The new remaster may be subtle to those not intimately familiar with 1999, but it manages to make the album sound cleaner, adds depth and, in particular, brings out Prince’s supple bass playing. The mid-range Deluxe is a missed opportunity, though. The extra disc would be a better sell if it was made up of non-album B sides and generous selections from the Vault outtakes, rather than a duplication of many songs in 7″ edits. According to Michael Howe, the intention of the SuperDeluxe set is to trace Prince’s creative arc as completely as possible and it does seem to include everything they have. As a result, the big box is as definitive a document of Prince in 1982 as the most ardent fan is ever going to get. 1999 SuperDeluxe is the best Prince posthumous box to date and bodes well for the future. Around The World In A Day, Parade and Sign ‘O’ The Times are rumoured to be in the pipeline. In the meantime, there’s a multitude of pleasures to enjoy here.
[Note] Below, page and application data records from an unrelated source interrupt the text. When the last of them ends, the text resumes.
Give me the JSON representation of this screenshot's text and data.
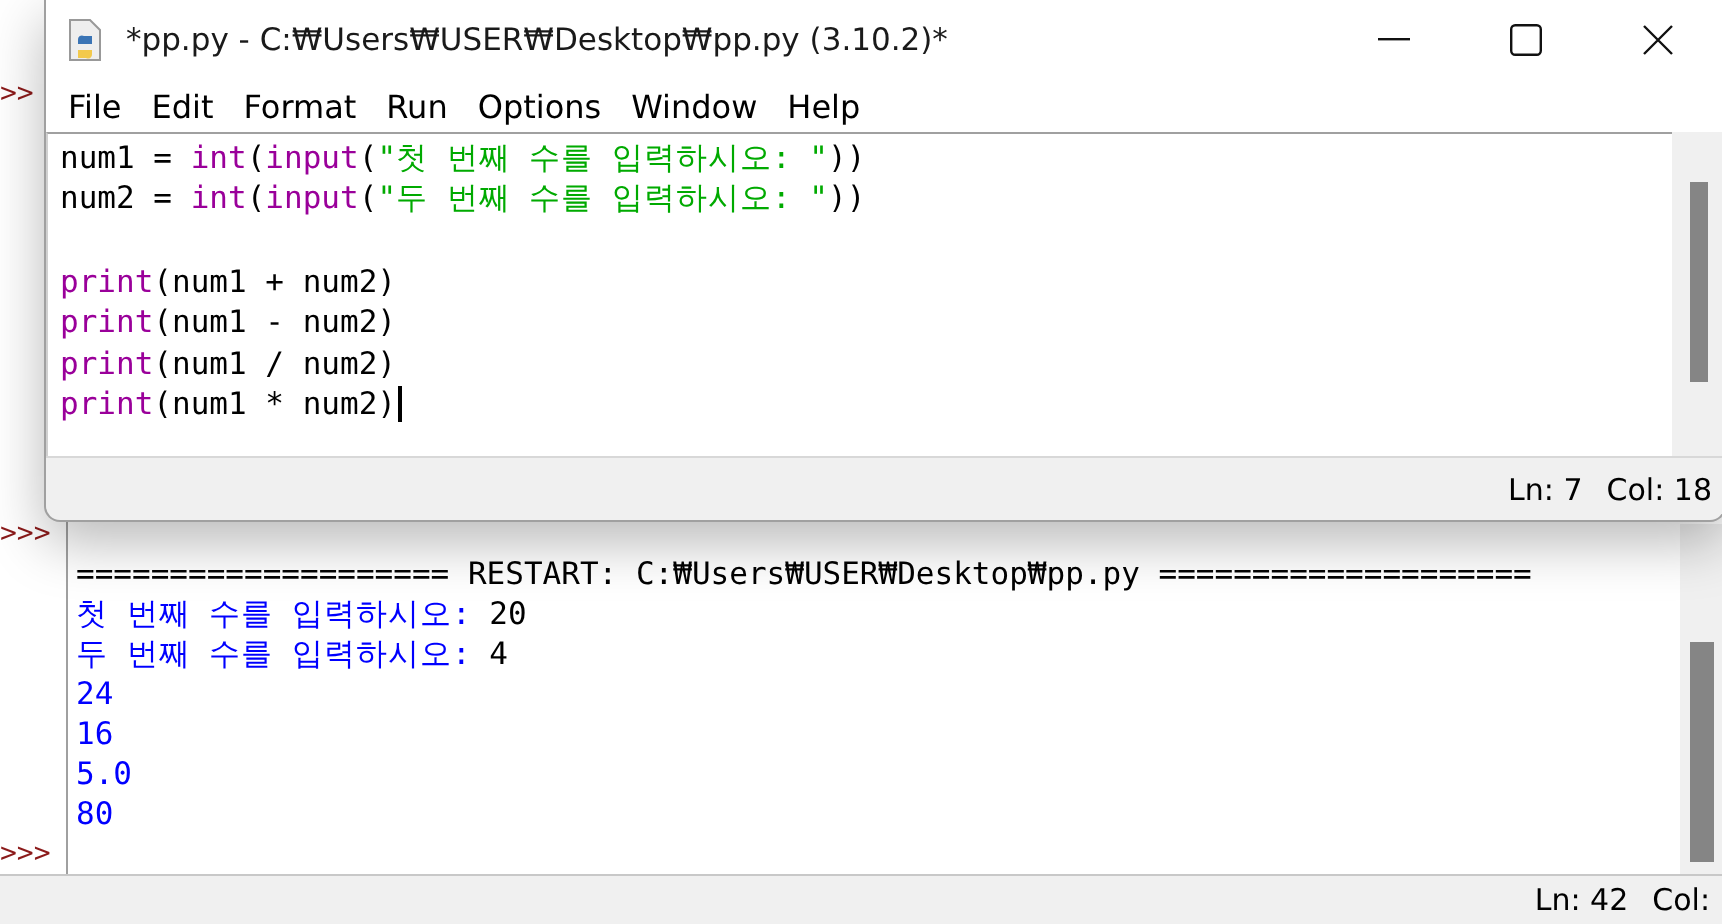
{
  "shell": {
    "lines": [
      {
        "kind": "prompt",
        "prompt": ">>"
      },
      {
        "kind": "prompt",
        "prompt": ">>>"
      },
      {
        "kind": "restart",
        "text": "==================== RESTART: C:₩Users₩USER₩Desktop₩pp.py ===================="
      },
      {
        "kind": "input",
        "text": "첫 번째 수를 입력하시오:",
        "value": "20"
      },
      {
        "kind": "input",
        "text": "두 번째 수를 입력하시오:",
        "value": "4"
      },
      {
        "kind": "output",
        "text": "24"
      },
      {
        "kind": "output",
        "text": "16"
      },
      {
        "kind": "output",
        "text": "5.0"
      },
      {
        "kind": "output",
        "text": "80"
      },
      {
        "kind": "prompt",
        "prompt": ">>>"
      }
    ],
    "status": {
      "line": "Ln: 42",
      "col": "Col:"
    }
  },
  "editor": {
    "title": "*pp.py - C:₩Users₩USER₩Desktop₩pp.py (3.10.2)*",
    "menu": [
      "File",
      "Edit",
      "Format",
      "Run",
      "Options",
      "Window",
      "Help"
    ],
    "code": [
      {
        "cursor": false,
        "tokens": [
          {
            "kind": "plain",
            "text": "num1 = "
          },
          {
            "kind": "builtin",
            "text": "int"
          },
          {
            "kind": "plain",
            "text": "("
          },
          {
            "kind": "builtin",
            "text": "input"
          },
          {
            "kind": "plain",
            "text": "("
          },
          {
            "kind": "string",
            "text": "\"첫 번째 수를 입력하시오: \""
          },
          {
            "kind": "plain",
            "text": "))"
          }
        ]
      },
      {
        "cursor": false,
        "tokens": [
          {
            "kind": "plain",
            "text": "num2 = "
          },
          {
            "kind": "builtin",
            "text": "int"
          },
          {
            "kind": "plain",
            "text": "("
          },
          {
            "kind": "builtin",
            "text": "input"
          },
          {
            "kind": "plain",
            "text": "("
          },
          {
            "kind": "string",
            "text": "\"두 번째 수를 입력하시오: \""
          },
          {
            "kind": "plain",
            "text": "))"
          }
        ]
      },
      {
        "cursor": false
      },
      {
        "cursor": false,
        "tokens": [
          {
            "kind": "builtin",
            "text": "print"
          },
          {
            "kind": "plain",
            "text": "(num1 + num2)"
          }
        ]
      },
      {
        "cursor": false,
        "tokens": [
          {
            "kind": "builtin",
            "text": "print"
          },
          {
            "kind": "plain",
            "text": "(num1 - num2)"
          }
        ]
      },
      {
        "cursor": false,
        "tokens": [
          {
            "kind": "builtin",
            "text": "print"
          },
          {
            "kind": "plain",
            "text": "(num1 / num2)"
          }
        ]
      },
      {
        "cursor": true,
        "tokens": [
          {
            "kind": "builtin",
            "text": "print"
          },
          {
            "kind": "plain",
            "text": "(num1 * num2)"
          }
        ]
      }
    ],
    "status": {
      "line": "Ln: 7",
      "col": "Col: 18"
    }
  }
}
What does it all *mean*?
Prince was a bloody, little genius. His legacy is in good hands, ones sensitive to the needs of his fans, many of whom should be very happy this Christmas. They just need to think more carefully about the mid-range offer next time.
Goes well with…
Might suit people who like…
Prince Rogers Nelson.